Track record of sharing
The IT team came to work more closely with the municipality of Trento, which is located in the north of Italy. Just like Grosseto, the municipality of Trento faced the problem of having a non-standardized authentication mechanism and was keen on developing its own system. The cooperation between the two municipalities became an important ingredient in he successful development of the software, as both had similar problems and goals. Nonetheless the team was also in close contact with other municipalities, such as Prato, which also gave highly valuable input to the discussions throughout the process. At the same time, the team also looked around in the Open Source ecosystem to find what others had done and what components was already in use. They came across a reverse proxy that was developed by a Belgian team of developers and released into the Apache community. The Belgian developers also faced the issue of interoperability, and were equally keen on developing a product that would meet their demands. With Grosseto's increasing involvement in the Porvoo Group, which serves as an important forum for eID related issues on a European level, this eventually led to the development of the Porvoo interoperability demonstrator. This protocol enabled the access control system to differentiate between nationalities, and to attribute the appropriate rights and identities to each card.

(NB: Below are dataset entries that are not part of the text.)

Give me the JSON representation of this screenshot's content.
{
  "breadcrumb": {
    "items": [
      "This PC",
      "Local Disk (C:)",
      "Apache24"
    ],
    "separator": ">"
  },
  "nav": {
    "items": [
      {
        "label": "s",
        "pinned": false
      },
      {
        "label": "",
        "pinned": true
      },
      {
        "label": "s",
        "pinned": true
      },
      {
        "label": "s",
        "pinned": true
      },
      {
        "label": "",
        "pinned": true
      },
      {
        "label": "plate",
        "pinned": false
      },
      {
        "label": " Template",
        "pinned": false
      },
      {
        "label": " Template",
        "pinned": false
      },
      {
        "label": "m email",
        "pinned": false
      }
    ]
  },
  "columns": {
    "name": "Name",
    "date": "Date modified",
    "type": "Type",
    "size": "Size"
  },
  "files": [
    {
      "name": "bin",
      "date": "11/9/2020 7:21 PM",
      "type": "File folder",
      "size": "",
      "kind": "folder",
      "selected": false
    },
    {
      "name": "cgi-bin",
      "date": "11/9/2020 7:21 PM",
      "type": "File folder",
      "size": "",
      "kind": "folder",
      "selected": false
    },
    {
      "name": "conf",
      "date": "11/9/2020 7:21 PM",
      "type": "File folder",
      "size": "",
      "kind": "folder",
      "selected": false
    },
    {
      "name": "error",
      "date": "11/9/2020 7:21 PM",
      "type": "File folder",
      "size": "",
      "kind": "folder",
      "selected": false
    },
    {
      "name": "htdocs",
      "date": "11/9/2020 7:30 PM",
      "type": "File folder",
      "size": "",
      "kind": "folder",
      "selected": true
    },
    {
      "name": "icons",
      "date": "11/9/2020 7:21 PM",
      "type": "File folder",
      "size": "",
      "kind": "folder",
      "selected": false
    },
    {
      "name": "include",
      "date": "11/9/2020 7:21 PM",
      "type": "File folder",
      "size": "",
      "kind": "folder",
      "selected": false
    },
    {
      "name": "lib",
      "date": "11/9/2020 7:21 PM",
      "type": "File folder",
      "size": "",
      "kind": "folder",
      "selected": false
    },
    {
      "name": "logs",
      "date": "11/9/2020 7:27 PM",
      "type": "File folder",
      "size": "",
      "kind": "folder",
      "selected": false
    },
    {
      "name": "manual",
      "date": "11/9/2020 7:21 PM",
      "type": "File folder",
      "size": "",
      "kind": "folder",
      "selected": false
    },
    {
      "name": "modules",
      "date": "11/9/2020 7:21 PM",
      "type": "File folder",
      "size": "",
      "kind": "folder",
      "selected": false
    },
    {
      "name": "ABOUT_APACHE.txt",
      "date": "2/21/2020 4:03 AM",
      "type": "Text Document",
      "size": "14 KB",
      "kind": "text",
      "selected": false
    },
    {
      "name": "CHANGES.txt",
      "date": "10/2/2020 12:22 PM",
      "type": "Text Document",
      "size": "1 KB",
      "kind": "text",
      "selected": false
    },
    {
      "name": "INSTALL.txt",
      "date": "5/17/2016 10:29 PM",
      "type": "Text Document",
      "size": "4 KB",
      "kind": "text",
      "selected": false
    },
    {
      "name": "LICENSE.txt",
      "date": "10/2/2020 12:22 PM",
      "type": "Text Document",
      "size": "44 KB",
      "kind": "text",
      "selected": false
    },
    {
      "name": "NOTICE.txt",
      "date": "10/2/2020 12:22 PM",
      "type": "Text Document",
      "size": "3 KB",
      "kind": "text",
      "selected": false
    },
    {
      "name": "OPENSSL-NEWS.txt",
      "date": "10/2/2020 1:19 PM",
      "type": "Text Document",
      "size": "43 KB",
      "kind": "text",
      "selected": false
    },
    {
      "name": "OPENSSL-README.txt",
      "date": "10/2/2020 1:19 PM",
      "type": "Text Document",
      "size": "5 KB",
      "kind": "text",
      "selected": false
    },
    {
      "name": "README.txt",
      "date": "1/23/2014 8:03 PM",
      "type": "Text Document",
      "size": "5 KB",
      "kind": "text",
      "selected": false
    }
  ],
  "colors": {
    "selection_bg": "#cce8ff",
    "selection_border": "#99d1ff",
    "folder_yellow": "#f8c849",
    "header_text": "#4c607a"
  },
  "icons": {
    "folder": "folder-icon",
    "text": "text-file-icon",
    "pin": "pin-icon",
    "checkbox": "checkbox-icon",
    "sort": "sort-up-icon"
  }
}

Bud Bruegger is convinced that it is possible to achieve a lot if one interacts within a community that offers direct and quality advice. For the OpenPortalGuard project it was therefore not the most difficult and time-consuming part to actually develop the software, but â€œthe biggest problem was the know-howâ€, which the Grosseto team had to acquire. As most â€œlocal governments don't have the resourcesâ€ to dedicate large parts of their budgets to projects like this, it becomes even more appropriate to start with an Open Source approach, which makes it possible to build on other people's work. It was therefore a key success factor for Bruegger to work with the Open Source community, as this allows for projects with small financial resources to succeed. Without this possibility it would have been nearly impossible to acquire the know-how to develop a system on their own. Another important aspect for the success of Open Source software project like OpenPortalGuard is having the a team that is familiar with the Open Source ecosystem. For someone who considers Open Source solutions solely as a means to cut costs without investing in the community, success is less likely in the eyes of Grosseto's IT team. A â€œfertile groundâ€ of Open Source knowledge, as Bruegger puts it, is thus very helpful when starting a project with such an approach. â€œYou have to know what questions to ask, and you have to be willing to give back to the communityâ€, he explains. Moreover there needs to be a management in the background that is willing to take sometimes tough decisions, and believes in the project. This clearly helped the development to quite some extent.Scope: Local (city or municipality), Regional (sub-national)